A respectable middle class woman in Mossley Hill who had lost a baby of her own adopted another one, only to kill during a spell of insanity.
Early in 1903 Elizabeth Sturgeon, the 36 year old wife of a drapers buyer who lived at 7 Dudley Road, gave birth to a stillborn baby. Devastated by this loss, she sought to adopt one and in June of that year answered an advert in the Liverpool Echo from someone in Litherland looking to take a baby off their hands.
Sturgeon showed great affection for the four month old baby girl who she christened Mabel. In early July she visited her parents in Lincolnshire where she acquired the services of a girl called Alice Porter who returned to Liverpool with her to help as a housekeeper and nanny.
On Tuesday 28th July Sturgeon acted very strangely, taking the unusual step of sending Alice to buy gin for her. She had a lie down and told her husband that she was in a vile temper, then wrote a letter to her parents saying that she was going to have a 'last walk' due to the cruelty of her husband who had tried to strangle her so he could live with a flower girl.
Sturgeon took Alice and Mabel out with her at 4pm on a long walk that ended up with them sat under a hedge in a field near Mossley Hill church The baby was crying in a strange fashion and Alice expressed concern to Sturgeon that she may suffocate the child when she put a handkerchief in her mouth to try and stop this. Alice then fell asleep after Mabel had gone quiet, having been given a small drop of rum by Sturgeon.
In the morning, Sturgeon offered Alice a shilling as an inducement to walk across the parapet of a railway bridge. She did so but when halfway across she fell thirty feet, but was lucky to suffer only a sprained ankle. Sturgeon told Alice to remain where she was and she would return the baby home then get help, but she was gone some time. When she did return, she told Alice that a woman was looking after Mabel and when she could find no trace her, reported the baby to the police as missing.
Nobody local had seen anything untoward and after speaking with her husband Bill Sturgeon over the letters his wife had written police arrested her on suspicion of murder on the Wednesday evening. A search of the area where they had last been seen was launched and Mabel's body was found the following morning a few inches underground in a lime pit off Solomon's Lane (where Geoffrey Hughes playing fields now are), her neck covered in stab wounds.
Soon after the body was found, Sturgeon was remanded for a week at the police court. The inquest on 7th August heard evidence that she had been suffering hallucinations and was mentally deranged at the time of the tragedy. The coroner's court being unable to make a ruling on her state of mind, a verdict of wilful murder was returned and she was committed for trial at the assizes,

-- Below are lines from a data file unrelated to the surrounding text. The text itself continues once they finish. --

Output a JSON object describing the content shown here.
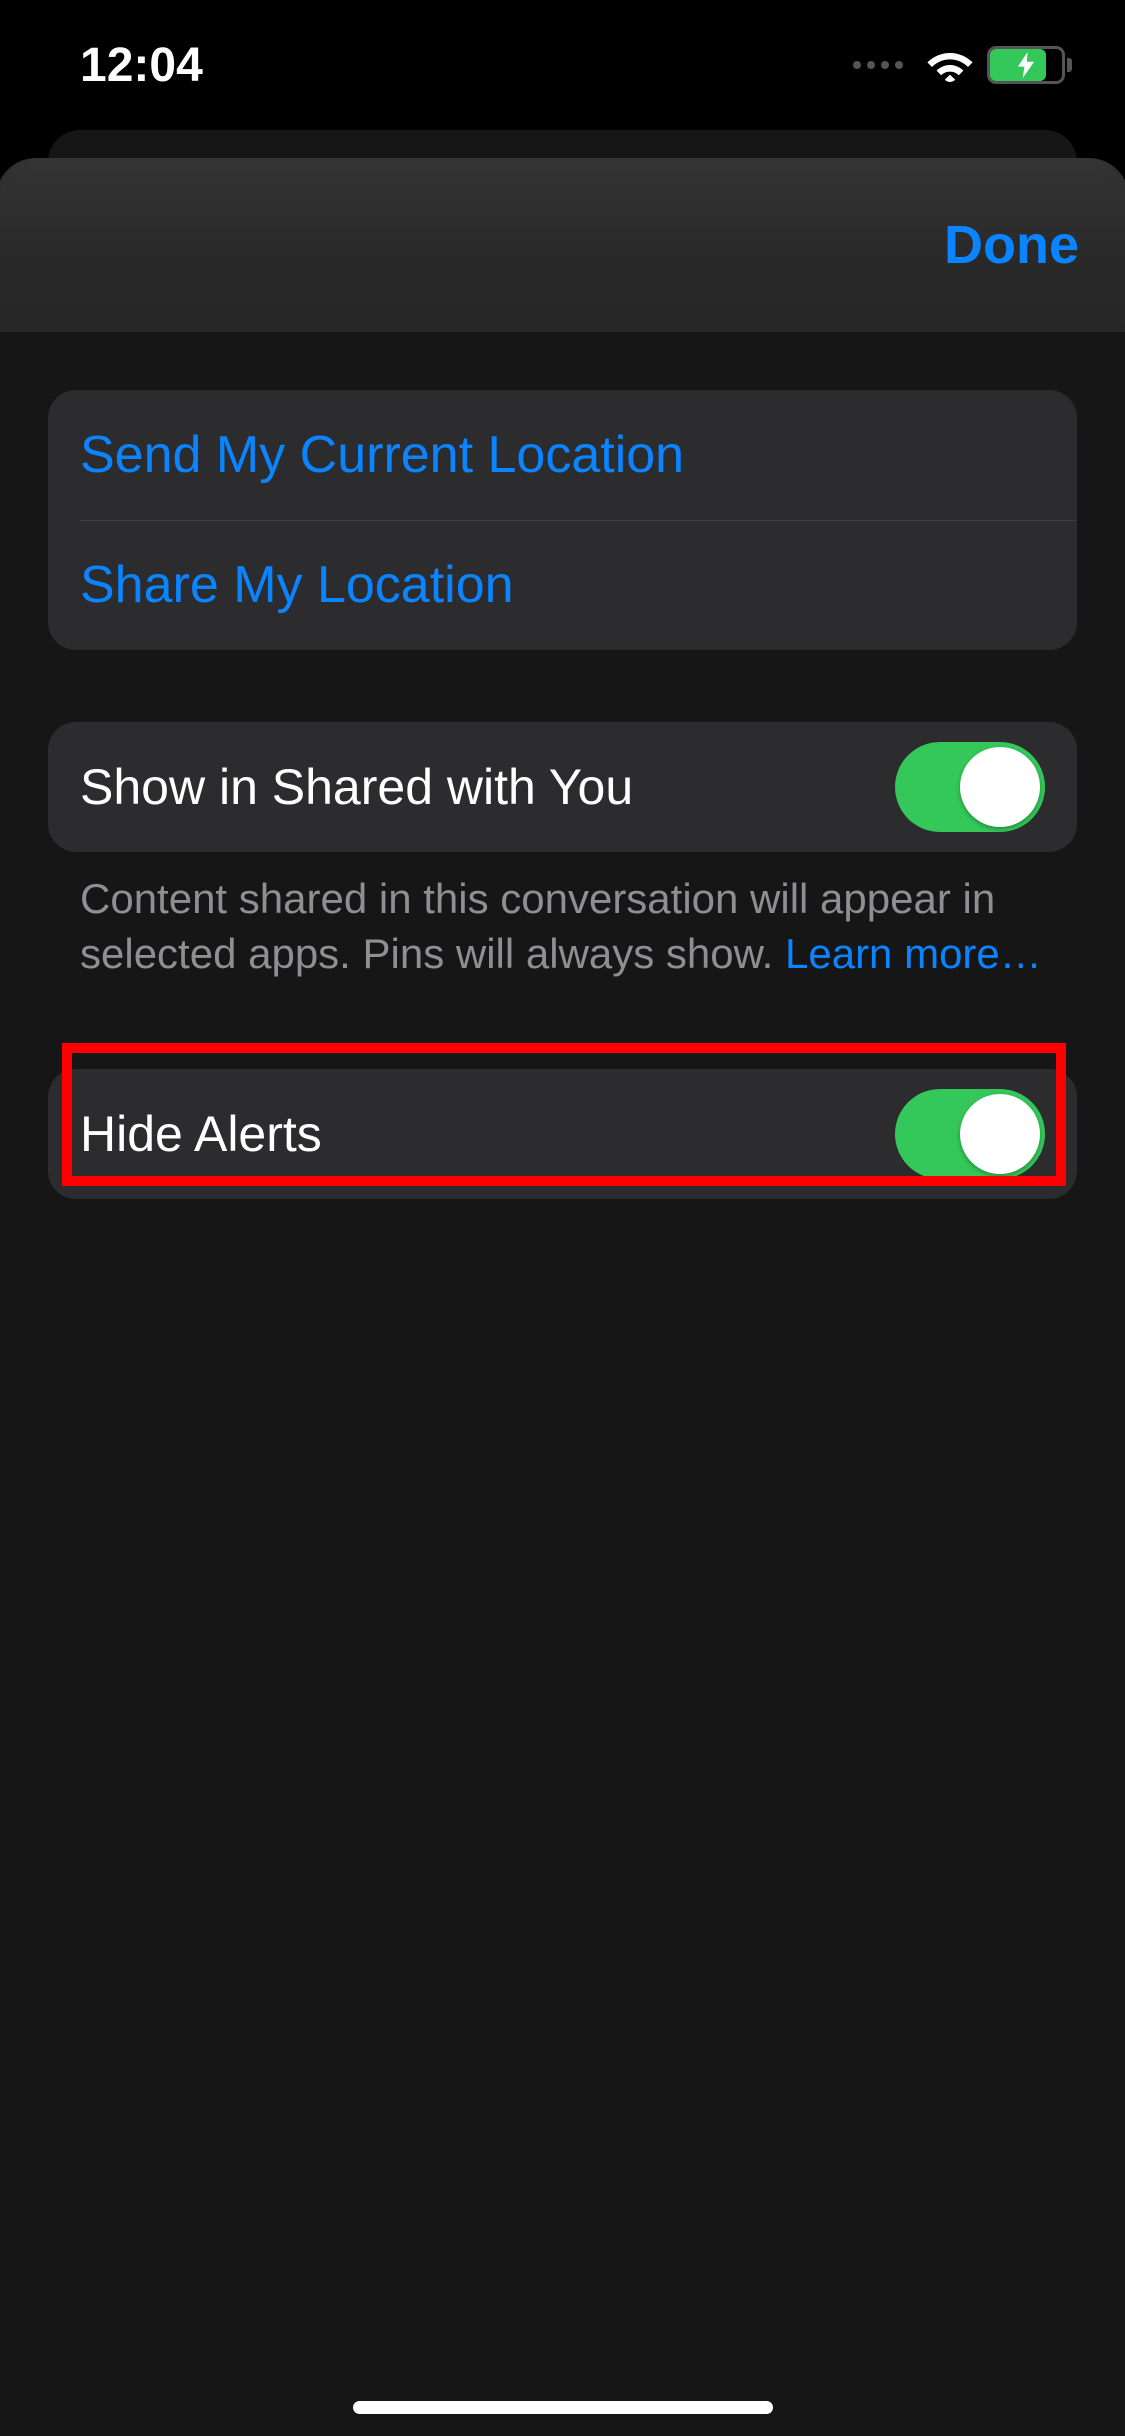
{
  "status": {
    "time": "12:04"
  },
  "nav": {
    "done": "Done"
  },
  "location_group": {
    "send": "Send My Current Location",
    "share": "Share My Location"
  },
  "shared_group": {
    "label": "Show in Shared with You",
    "toggle_on": true
  },
  "shared_footer": {
    "text": "Content shared in this conversation will appear in selected apps. Pins will always show. ",
    "link": "Learn more…"
  },
  "alerts_group": {
    "label": "Hide Alerts",
    "toggle_on": true
  }
}
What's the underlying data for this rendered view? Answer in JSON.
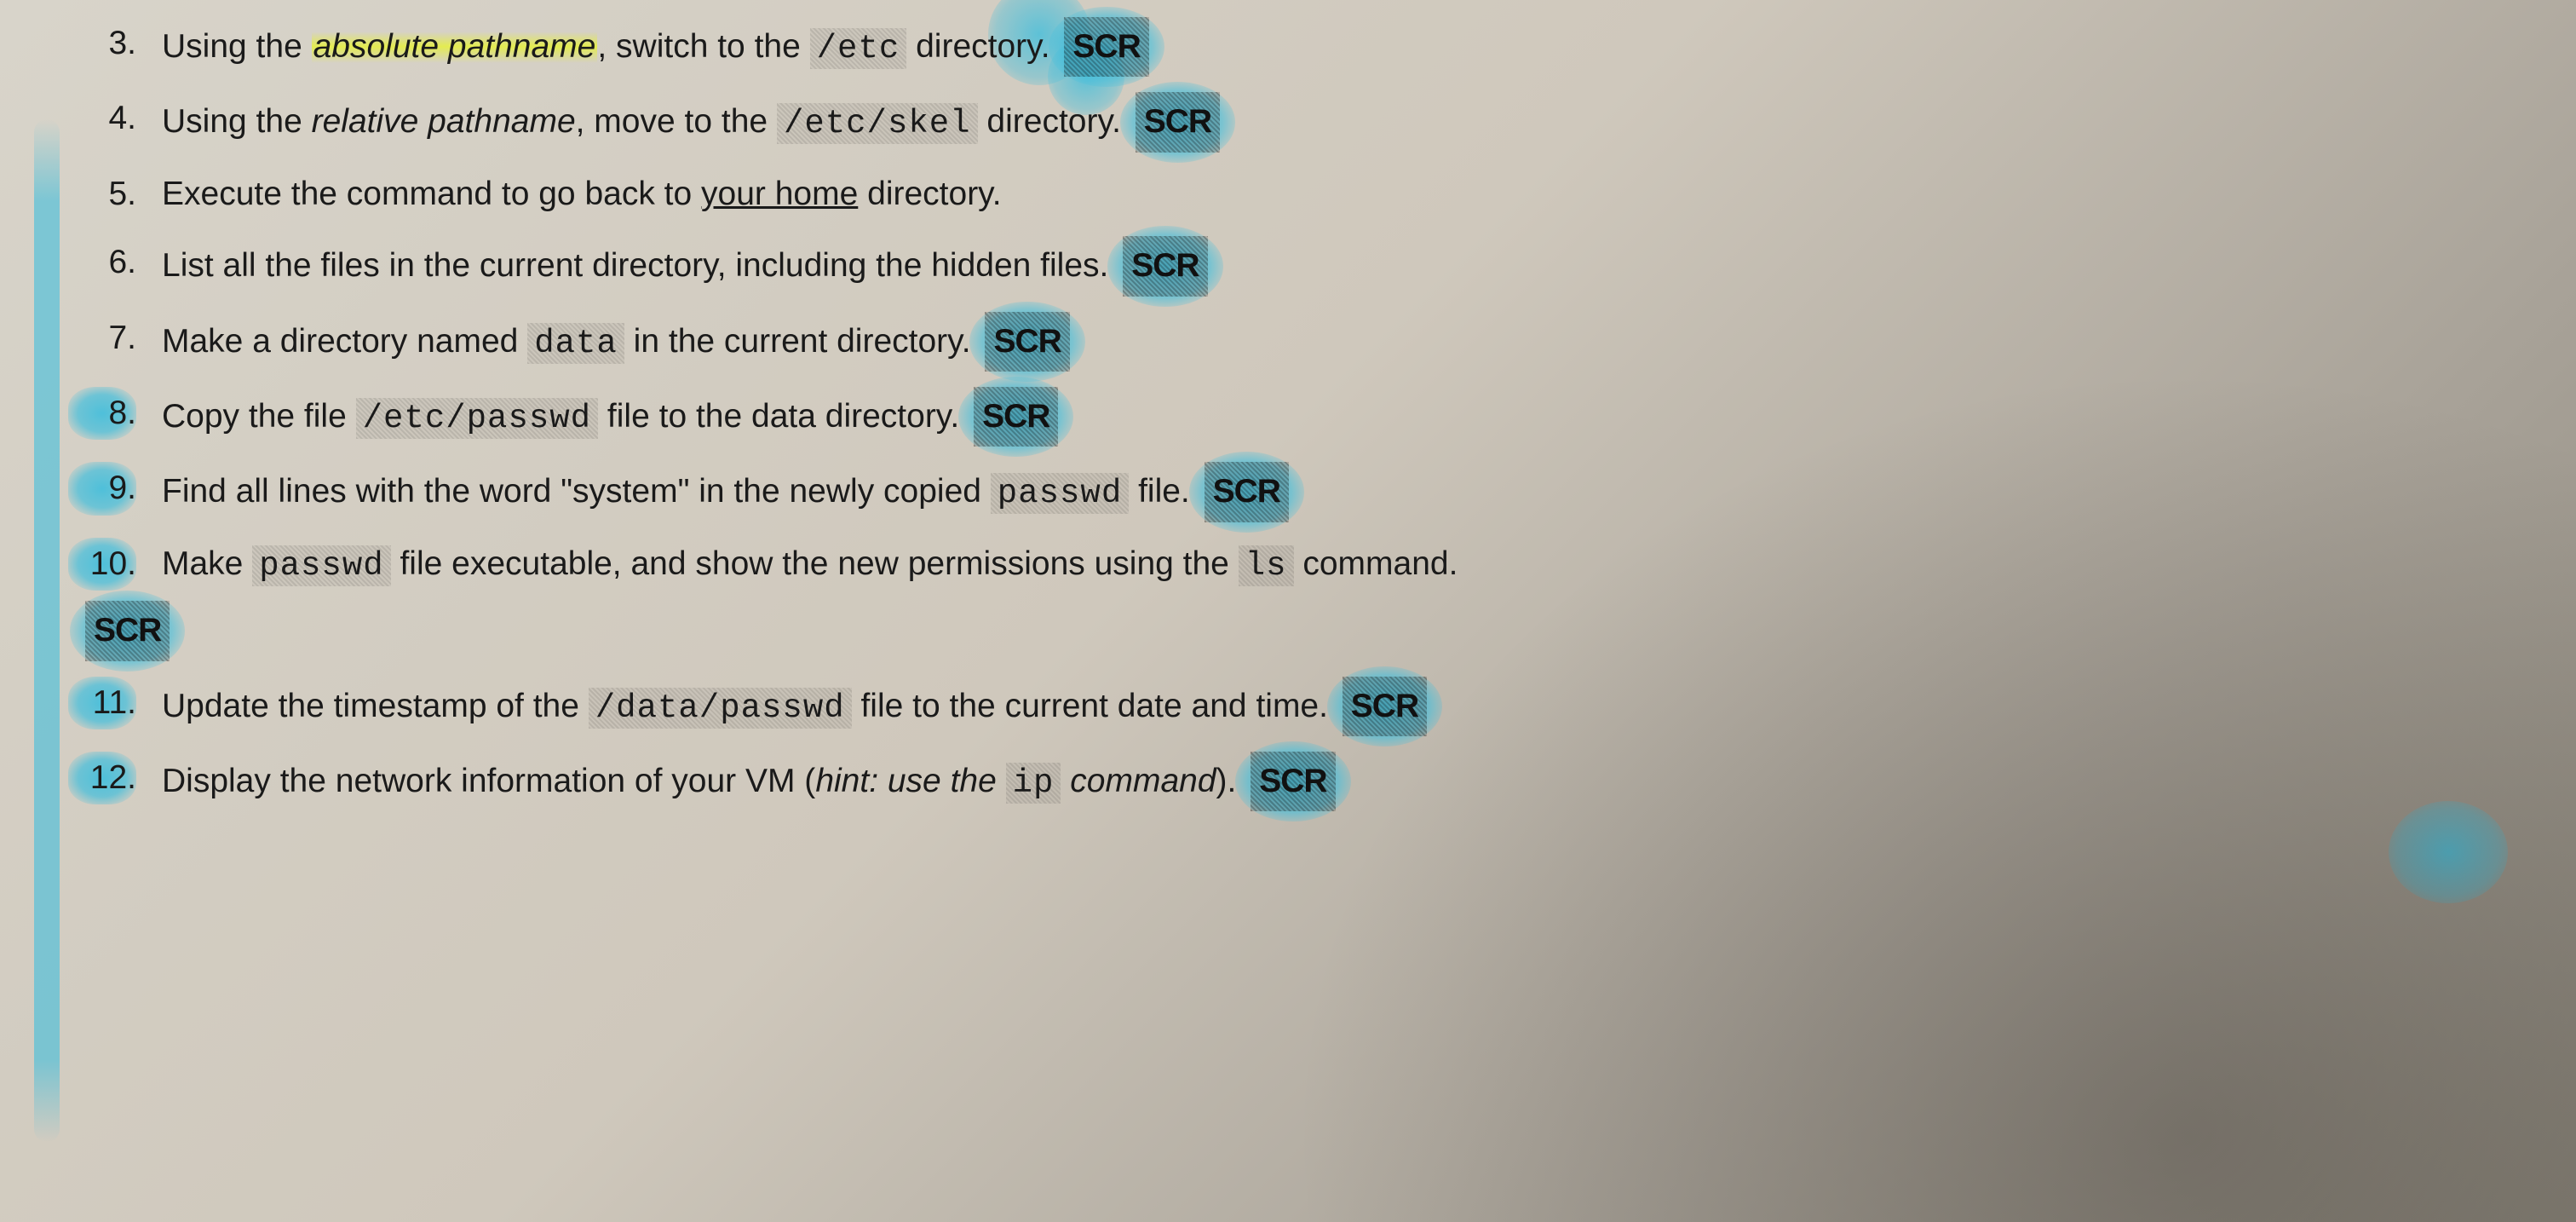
{
  "scr_label": "SCR",
  "items": [
    {
      "parts": [
        {
          "t": "Using the "
        },
        {
          "t": "absolute pathname",
          "cls": "italic hl-yellow"
        },
        {
          "t": ", switch to the "
        },
        {
          "t": "/etc",
          "cls": "code"
        },
        {
          "t": " directory. "
        }
      ],
      "scr": true,
      "scr_blue": true
    },
    {
      "parts": [
        {
          "t": "Using the "
        },
        {
          "t": "relative pathname",
          "cls": "italic"
        },
        {
          "t": ", move to the "
        },
        {
          "t": "/etc/skel",
          "cls": "code"
        },
        {
          "t": " directory. "
        }
      ],
      "scr": true,
      "scr_blue": true
    },
    {
      "parts": [
        {
          "t": "Execute the command to go back to "
        },
        {
          "t": "your home",
          "cls": "underline"
        },
        {
          "t": " directory."
        }
      ],
      "scr": false
    },
    {
      "parts": [
        {
          "t": "List all the files in the current directory, including the hidden files. "
        }
      ],
      "scr": true,
      "scr_blue": true
    },
    {
      "parts": [
        {
          "t": "Make a directory named "
        },
        {
          "t": "data",
          "cls": "code"
        },
        {
          "t": " in the current directory. "
        }
      ],
      "scr": true,
      "scr_blue": true
    },
    {
      "parts": [
        {
          "t": "Copy the file "
        },
        {
          "t": "/etc/passwd",
          "cls": "code"
        },
        {
          "t": " file to the data directory. "
        }
      ],
      "scr": true,
      "scr_blue": true,
      "num_hl": true
    },
    {
      "parts": [
        {
          "t": "Find all lines with the word \"system\" in the newly copied "
        },
        {
          "t": "passwd",
          "cls": "code"
        },
        {
          "t": " file. "
        }
      ],
      "scr": true,
      "scr_blue": true,
      "num_hl": true
    },
    {
      "parts": [
        {
          "t": "Make "
        },
        {
          "t": "passwd",
          "cls": "code"
        },
        {
          "t": " file executable, and show the new permissions using the "
        },
        {
          "t": "ls",
          "cls": "code"
        },
        {
          "t": " command."
        }
      ],
      "scr": true,
      "scr_blue": true,
      "scr_below": true,
      "num_hl": true
    },
    {
      "parts": [
        {
          "t": "Update the timestamp of the "
        },
        {
          "t": "/data/passwd",
          "cls": "code"
        },
        {
          "t": " file to the current date and time. "
        }
      ],
      "scr": true,
      "scr_blue": true,
      "num_hl": true
    },
    {
      "parts": [
        {
          "t": "Display the network information of your VM ("
        },
        {
          "t": "hint: use the ",
          "cls": "italic"
        },
        {
          "t": "ip",
          "cls": "code"
        },
        {
          "t": " command",
          "cls": "italic"
        },
        {
          "t": "). "
        }
      ],
      "scr": true,
      "scr_blue": true,
      "num_hl": true
    }
  ]
}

Sturgeon was well dressed when she appeared at the assizes on 4th December, where the prosecution did not contest the medical evidence that she was insane. Justice Ridley then ordered that she be detained at His Majesty's Pleasure. Remarkably, instructed by her husband, Sturgeon's solicitor made an immediate application for her discharge, stating that the murder took place in about of temporary insanity that was now cured. However this was refused by the Home Secretary and she was removed to Broadmoor. She was released a few years later however and in the 1911 census is shown as living with Bill in Britannia Road, Wallasey.